Task details
Print the data exactly. Omit the pictures.

Data for review Block Start

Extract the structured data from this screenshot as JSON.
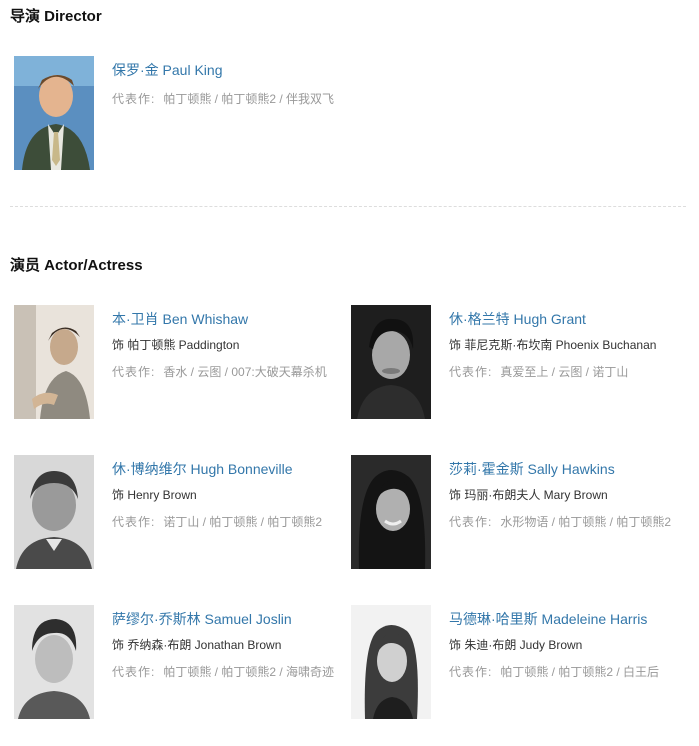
{
  "director_section": {
    "title": "导演 Director",
    "people": [
      {
        "name": "保罗·金 Paul King",
        "works_label": "代表作:",
        "works": "帕丁顿熊 / 帕丁顿熊2 / 伴我双飞"
      }
    ]
  },
  "actor_section": {
    "title": "演员 Actor/Actress",
    "people": [
      {
        "name": "本·卫肖 Ben Whishaw",
        "role": "饰 帕丁顿熊 Paddington",
        "works_label": "代表作:",
        "works": "香水 / 云图 / 007:大破天幕杀机"
      },
      {
        "name": "休·格兰特 Hugh Grant",
        "role": "饰 菲尼克斯·布坎南 Phoenix Buchanan",
        "works_label": "代表作:",
        "works": "真爱至上 / 云图 / 诺丁山"
      },
      {
        "name": "休·博纳维尔 Hugh Bonneville",
        "role": "饰 Henry Brown",
        "works_label": "代表作:",
        "works": "诺丁山 / 帕丁顿熊 / 帕丁顿熊2"
      },
      {
        "name": "莎莉·霍金斯 Sally Hawkins",
        "role": "饰 玛丽·布朗夫人 Mary Brown",
        "works_label": "代表作:",
        "works": "水形物语 / 帕丁顿熊 / 帕丁顿熊2"
      },
      {
        "name": "萨缪尔·乔斯林 Samuel Joslin",
        "role": "饰 乔纳森·布朗 Jonathan Brown",
        "works_label": "代表作:",
        "works": "帕丁顿熊 / 帕丁顿熊2 / 海啸奇迹"
      },
      {
        "name": "马德琳·哈里斯 Madeleine Harris",
        "role": "饰 朱迪·布朗 Judy Brown",
        "works_label": "代表作:",
        "works": "帕丁顿熊 / 帕丁顿熊2 / 白王后"
      }
    ]
  },
  "colors": {
    "link": "#3377aa",
    "muted": "#999999",
    "text": "#333333"
  }
}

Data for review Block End

Response to the task
Extract the structured data from this screenshot as JSON.
{
  "director_section": {
    "title": "导演 Director",
    "people": [
      {
        "name": "保罗·金 Paul King",
        "works_label": "代表作:",
        "works": "帕丁顿熊 / 帕丁顿熊2 / 伴我双飞"
      }
    ]
  },
  "actor_section": {
    "title": "演员 Actor/Actress",
    "people": [
      {
        "name": "本·卫肖 Ben Whishaw",
        "role": "饰 帕丁顿熊 Paddington",
        "works_label": "代表作:",
        "works": "香水 / 云图 / 007:大破天幕杀机"
      },
      {
        "name": "休·格兰特 Hugh Grant",
        "role": "饰 菲尼克斯·布坎南 Phoenix Buchanan",
        "works_label": "代表作:",
        "works": "真爱至上 / 云图 / 诺丁山"
      },
      {
        "name": "休·博纳维尔 Hugh Bonneville",
        "role": "饰 Henry Brown",
        "works_label": "代表作:",
        "works": "诺丁山 / 帕丁顿熊 / 帕丁顿熊2"
      },
      {
        "name": "莎莉·霍金斯 Sally Hawkins",
        "role": "饰 玛丽·布朗夫人 Mary Brown",
        "works_label": "代表作:",
        "works": "水形物语 / 帕丁顿熊 / 帕丁顿熊2"
      },
      {
        "name": "萨缪尔·乔斯林 Samuel Joslin",
        "role": "饰 乔纳森·布朗 Jonathan Brown",
        "works_label": "代表作:",
        "works": "帕丁顿熊 / 帕丁顿熊2 / 海啸奇迹"
      },
      {
        "name": "马德琳·哈里斯 Madeleine Harris",
        "role": "饰 朱迪·布朗 Judy Brown",
        "works_label": "代表作:",
        "works": "帕丁顿熊 / 帕丁顿熊2 / 白王后"
      }
    ]
  },
  "colors": {
    "link": "#3377aa",
    "muted": "#999999",
    "text": "#333333"
  }
}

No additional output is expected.